RECORDS TO PROCESS START
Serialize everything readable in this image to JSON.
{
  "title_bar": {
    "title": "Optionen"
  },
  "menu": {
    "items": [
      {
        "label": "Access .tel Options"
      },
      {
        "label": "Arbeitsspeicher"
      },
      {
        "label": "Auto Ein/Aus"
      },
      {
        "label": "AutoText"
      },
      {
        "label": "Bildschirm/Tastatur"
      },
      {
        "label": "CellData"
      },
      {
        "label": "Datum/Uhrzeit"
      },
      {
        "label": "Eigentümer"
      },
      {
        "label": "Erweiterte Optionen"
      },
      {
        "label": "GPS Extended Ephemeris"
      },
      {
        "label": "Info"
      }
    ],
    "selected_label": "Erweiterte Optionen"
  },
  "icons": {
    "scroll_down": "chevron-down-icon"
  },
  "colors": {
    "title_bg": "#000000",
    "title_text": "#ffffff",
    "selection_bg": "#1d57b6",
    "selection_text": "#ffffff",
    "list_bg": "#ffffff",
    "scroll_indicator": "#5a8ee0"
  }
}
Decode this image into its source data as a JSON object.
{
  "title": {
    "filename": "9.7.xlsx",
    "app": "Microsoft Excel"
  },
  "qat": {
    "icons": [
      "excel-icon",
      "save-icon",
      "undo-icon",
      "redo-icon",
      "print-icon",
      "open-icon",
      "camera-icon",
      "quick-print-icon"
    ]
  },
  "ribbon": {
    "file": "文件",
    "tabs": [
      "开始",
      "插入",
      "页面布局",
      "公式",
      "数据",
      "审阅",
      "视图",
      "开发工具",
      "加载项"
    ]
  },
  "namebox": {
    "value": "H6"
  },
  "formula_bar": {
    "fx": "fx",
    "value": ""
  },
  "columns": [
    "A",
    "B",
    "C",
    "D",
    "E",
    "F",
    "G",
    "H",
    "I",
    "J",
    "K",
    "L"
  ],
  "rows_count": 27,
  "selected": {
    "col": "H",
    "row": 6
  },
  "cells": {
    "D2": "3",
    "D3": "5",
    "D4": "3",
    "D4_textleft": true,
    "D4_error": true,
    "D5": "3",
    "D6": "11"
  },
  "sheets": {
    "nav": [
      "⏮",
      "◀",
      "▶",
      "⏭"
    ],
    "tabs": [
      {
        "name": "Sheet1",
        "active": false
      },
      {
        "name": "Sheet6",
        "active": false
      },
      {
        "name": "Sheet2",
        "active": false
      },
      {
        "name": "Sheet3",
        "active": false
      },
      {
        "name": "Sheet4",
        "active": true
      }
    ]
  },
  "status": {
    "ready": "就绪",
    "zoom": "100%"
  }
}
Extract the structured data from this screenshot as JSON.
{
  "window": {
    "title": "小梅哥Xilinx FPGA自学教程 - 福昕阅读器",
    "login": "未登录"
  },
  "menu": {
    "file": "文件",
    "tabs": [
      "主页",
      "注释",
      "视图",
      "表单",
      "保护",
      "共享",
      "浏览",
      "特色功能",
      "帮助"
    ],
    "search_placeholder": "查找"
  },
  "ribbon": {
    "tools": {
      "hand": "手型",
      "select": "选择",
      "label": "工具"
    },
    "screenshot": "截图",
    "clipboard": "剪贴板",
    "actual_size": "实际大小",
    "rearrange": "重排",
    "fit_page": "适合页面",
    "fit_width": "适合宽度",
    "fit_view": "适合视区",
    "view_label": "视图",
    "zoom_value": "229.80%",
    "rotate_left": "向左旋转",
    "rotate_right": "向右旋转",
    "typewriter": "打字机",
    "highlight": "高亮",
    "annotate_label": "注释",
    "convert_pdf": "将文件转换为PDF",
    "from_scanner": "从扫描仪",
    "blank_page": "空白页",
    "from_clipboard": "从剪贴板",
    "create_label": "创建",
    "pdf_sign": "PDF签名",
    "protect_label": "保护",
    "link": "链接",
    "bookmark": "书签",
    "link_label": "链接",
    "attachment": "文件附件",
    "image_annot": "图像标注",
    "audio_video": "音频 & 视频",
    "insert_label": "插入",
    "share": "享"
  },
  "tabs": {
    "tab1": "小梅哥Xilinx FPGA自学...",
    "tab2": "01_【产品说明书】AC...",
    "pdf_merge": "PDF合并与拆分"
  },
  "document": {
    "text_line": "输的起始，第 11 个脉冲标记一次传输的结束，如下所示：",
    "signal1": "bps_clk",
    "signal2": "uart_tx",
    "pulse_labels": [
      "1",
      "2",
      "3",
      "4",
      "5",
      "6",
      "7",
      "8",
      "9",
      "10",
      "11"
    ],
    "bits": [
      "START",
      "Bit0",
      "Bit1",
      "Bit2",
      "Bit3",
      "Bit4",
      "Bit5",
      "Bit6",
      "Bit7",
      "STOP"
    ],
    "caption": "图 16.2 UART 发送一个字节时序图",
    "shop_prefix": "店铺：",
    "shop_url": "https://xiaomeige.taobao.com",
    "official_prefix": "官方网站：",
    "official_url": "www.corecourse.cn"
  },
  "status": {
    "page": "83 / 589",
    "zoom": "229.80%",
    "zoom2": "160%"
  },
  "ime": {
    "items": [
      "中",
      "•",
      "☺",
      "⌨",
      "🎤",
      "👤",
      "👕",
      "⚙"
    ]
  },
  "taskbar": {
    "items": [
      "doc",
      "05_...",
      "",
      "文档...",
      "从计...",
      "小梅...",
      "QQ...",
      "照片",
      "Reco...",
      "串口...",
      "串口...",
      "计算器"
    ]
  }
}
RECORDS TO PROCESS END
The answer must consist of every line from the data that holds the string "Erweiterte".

        "label": "Erweiterte Optionen"
    "selected_label": "Erweiterte Optionen"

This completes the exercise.